‘Some few men have indeed returned from Giacomo’s army, my lord, some four score —’
‘Some four score!’ repeated della Scala. ‘Are there so many as four score that will not serve Visconti?’
‘They have strange tales, my lord. They say Carrara himself is dead.’
‘Carrara dead!’ cried Mastino with a sudden fierceness, savage as a bite. ‘Now, I had promised myself to kill Carrara. Who has forestalled me?’
‘It is said — Visconti himself — they do not know.’
‘And the traitor dead,’ broke in della Scala, ‘was there not one — not one to lead the men back to me again? Visconti, single-handed and unarmed, was allowed to take an army into Milan?’

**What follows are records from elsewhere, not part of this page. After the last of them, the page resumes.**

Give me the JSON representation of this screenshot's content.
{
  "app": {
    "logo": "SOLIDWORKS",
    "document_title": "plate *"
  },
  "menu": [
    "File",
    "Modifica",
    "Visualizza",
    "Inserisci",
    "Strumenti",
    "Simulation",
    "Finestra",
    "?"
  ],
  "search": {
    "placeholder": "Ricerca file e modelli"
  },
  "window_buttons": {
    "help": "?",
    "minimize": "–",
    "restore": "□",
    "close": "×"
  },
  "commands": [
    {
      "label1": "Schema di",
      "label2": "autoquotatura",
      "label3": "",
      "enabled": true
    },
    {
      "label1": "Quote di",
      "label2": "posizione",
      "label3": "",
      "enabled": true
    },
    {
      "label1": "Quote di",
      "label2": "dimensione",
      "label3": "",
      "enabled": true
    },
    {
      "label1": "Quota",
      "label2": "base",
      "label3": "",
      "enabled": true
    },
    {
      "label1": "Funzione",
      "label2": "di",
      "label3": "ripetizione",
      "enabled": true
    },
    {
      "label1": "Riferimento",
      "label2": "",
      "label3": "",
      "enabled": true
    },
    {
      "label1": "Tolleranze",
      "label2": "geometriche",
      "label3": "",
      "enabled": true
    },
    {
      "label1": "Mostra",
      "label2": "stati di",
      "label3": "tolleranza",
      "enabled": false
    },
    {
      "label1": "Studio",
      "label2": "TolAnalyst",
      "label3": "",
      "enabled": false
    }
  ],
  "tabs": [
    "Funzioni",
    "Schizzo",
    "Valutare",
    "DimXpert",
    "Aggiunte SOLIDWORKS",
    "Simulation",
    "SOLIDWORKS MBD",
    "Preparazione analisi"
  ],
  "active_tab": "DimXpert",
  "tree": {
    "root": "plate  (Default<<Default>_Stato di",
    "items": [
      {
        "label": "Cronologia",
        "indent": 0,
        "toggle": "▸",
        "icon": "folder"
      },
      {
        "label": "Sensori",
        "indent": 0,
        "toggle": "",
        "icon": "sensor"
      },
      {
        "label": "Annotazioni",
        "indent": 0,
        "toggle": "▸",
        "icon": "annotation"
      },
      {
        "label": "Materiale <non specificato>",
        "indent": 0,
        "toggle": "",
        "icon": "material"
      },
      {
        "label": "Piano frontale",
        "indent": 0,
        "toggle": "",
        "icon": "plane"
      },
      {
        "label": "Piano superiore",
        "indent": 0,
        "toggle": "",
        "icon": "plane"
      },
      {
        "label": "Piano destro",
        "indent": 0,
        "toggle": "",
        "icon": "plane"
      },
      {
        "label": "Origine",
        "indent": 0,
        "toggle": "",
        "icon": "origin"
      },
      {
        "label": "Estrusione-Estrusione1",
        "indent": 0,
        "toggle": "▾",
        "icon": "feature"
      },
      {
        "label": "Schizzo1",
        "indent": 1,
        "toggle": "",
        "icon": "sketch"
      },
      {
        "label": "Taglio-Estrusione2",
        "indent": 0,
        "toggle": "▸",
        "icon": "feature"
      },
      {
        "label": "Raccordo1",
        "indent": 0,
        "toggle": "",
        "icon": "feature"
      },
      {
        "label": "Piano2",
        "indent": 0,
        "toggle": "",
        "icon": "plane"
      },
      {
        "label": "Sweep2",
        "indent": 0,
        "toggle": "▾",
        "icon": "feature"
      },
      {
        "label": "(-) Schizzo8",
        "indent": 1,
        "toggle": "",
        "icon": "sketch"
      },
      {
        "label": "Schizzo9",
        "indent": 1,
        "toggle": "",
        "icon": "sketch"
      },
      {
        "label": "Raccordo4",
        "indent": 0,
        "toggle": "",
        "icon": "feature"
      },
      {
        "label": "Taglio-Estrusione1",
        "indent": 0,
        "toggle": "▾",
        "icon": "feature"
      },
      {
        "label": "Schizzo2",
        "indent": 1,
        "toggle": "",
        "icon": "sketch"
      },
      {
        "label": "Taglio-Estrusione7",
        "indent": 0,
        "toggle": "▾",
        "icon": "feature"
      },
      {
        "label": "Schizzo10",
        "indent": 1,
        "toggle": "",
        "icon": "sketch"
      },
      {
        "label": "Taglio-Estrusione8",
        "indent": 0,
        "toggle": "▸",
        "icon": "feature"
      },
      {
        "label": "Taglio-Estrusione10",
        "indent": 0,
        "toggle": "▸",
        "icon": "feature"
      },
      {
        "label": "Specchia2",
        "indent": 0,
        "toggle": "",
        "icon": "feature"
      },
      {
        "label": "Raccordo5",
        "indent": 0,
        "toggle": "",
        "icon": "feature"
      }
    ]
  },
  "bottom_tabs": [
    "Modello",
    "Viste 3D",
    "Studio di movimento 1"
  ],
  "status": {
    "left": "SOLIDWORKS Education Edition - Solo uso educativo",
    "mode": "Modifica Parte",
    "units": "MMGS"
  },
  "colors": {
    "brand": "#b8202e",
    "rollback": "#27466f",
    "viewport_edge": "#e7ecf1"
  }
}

‘Alas, my lord, not only Carrara, his captains too, as it appears have all been bought’
‘Tell me no more,’ cried Mastino. ‘I am alone to blame. I cannot learn to deal with traitors.’
‘As for Count von Schulembourg, the wretched German,’ continued Ligozzi, ‘he has left the camp.’ As he spoke, Ligozzi glanced through the window at the tents. ‘He took no one with him, but, ordering his Germans to fight as one man to the death for you, he rode along the road to Milan.’
‘Oh cried Mastino, with a great cry wrung from his soul. He rested his hand a moment on Ligozzi’s shoulder. ‘I am well-nigh sick, Ligozzi,’ he said. ‘The empty-headed and the villain prosper, and I— and mine — go to the wall.’
Tomaso stole forward. Della Scala noticed him and turned kindly.
‘Something to tell me, sayest thou?’ he asked.
Tomaso’s eyes were full of tears. For some moments he could not find his voice.
‘He hath discovered some secret passage; useless, I fear me,’ said his father.
‘Nay, Father, I tell thee it leadeth to the city! Today, lord, as I explored it, I found stored there some rolls of silk, new and clean; together with some earths such as I have heard say painters use.’
Della Scala started. He found the news not so unimportant as Ligozzi had.
‘Go on, Tomaso,’ he said, and kept his half-closed eyes upon the ground.
‘Indeed, my lord, it must be some old subway into Milan. ’Tis wide enough to admit six abreast, and recently used, as it opens some mile and a half outside the city. I have not yet penetrated to the extremity. Lord, think of it — it must open into Milan!’
Della Scala’s worn face flushed involuntarily, his eyes turned to the closed door of the chapel. Had he belied the stone angels — the extinguished lamps?
‘This seems great news, Tomaso,’ he said slowly. ‘I will see into it.’ He moved as he spoke. ‘My other gauntlet, Ligozzi?’
‘I cannot see it, lord.’
‘Ah!’ said Mastino suddenly. ‘I left it in the chapel!’
Tomaso had already departed for the gauntlet, Mastino, following to the door, saw him stoop and lift it from the ground. Tomaso handed him the ponderous glove, and, as Mastino took it, he stifled the cry on his lips, and turned away to clasp it to his heart.
For inside his glove, almost hidden in the velvet lining, lay a soft white rose: a sign from heaven.
Last updated Monday, December 22, 2014 at 10:48